[2] Karasikov, Mikhail, Harun Mustafa, Gunnar Rätsch, and André Kahles. "Lossless indexing with counting de Bruijn graphs." In International Conference on Research in Computational Molecular Biology, pp. 374-376. Springer, Cham, 2022.

[3] Danciu, Daniel, Mikhail Karasikov, Harun Mustafa, André Kahles, and Gunnar Rätsch. "Topology-based sparsification of graph annotations." Bioinformatics 37, no. Supplement_1 (2021): i169-i176.
[4] Danko, David, Daniela Bezdan, Evan E. Afshin, Sofia Ahsanuddin, Chandrima Bhattacharya, Daniel J. Butler, Kern Rei Chng, et al. "A global metagenomic map of urban microbiomes and antimicrobial resistance." Cell 184, no. 13 (2021): 3376-3393.

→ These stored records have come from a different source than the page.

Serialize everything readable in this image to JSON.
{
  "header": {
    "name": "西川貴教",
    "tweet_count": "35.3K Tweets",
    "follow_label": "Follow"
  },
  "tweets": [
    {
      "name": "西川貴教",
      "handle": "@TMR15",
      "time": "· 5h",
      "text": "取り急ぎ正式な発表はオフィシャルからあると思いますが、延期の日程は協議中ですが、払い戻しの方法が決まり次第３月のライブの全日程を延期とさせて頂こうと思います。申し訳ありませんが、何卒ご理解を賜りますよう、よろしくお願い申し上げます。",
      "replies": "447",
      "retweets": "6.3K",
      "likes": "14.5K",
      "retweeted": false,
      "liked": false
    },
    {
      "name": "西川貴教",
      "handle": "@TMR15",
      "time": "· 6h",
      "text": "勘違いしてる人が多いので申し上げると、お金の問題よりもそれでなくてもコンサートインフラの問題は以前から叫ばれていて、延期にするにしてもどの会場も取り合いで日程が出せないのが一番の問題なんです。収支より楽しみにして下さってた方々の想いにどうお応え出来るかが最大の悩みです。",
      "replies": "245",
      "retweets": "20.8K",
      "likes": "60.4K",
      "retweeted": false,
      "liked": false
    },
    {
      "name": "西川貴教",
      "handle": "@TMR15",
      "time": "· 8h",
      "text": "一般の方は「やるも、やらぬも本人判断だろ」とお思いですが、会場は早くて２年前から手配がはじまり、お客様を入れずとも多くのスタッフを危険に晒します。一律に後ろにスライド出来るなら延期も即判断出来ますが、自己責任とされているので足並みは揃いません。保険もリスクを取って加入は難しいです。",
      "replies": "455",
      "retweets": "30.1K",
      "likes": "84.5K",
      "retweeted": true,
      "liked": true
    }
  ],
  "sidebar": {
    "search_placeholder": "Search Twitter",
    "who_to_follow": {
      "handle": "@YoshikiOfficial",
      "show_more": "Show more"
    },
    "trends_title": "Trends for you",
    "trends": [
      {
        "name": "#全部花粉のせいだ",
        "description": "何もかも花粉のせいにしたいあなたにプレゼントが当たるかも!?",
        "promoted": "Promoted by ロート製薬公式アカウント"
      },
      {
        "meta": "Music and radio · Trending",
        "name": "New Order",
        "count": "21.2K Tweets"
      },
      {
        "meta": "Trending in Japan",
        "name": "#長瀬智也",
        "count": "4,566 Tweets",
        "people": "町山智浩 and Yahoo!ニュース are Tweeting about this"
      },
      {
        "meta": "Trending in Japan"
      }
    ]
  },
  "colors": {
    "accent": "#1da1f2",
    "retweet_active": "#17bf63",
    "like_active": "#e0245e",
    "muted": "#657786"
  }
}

[5] Paoli, Lucas, Hans-Joachim Ruscheweyh, Clarissa C. Forneris, Florian Hubrich, Satria Kautsar, Agneya Bhushan, Alessandro Lotti et al. "Biosynthetic potential of the global ocean microbiome." Nature 607, no. 7917 (2022): 111-118.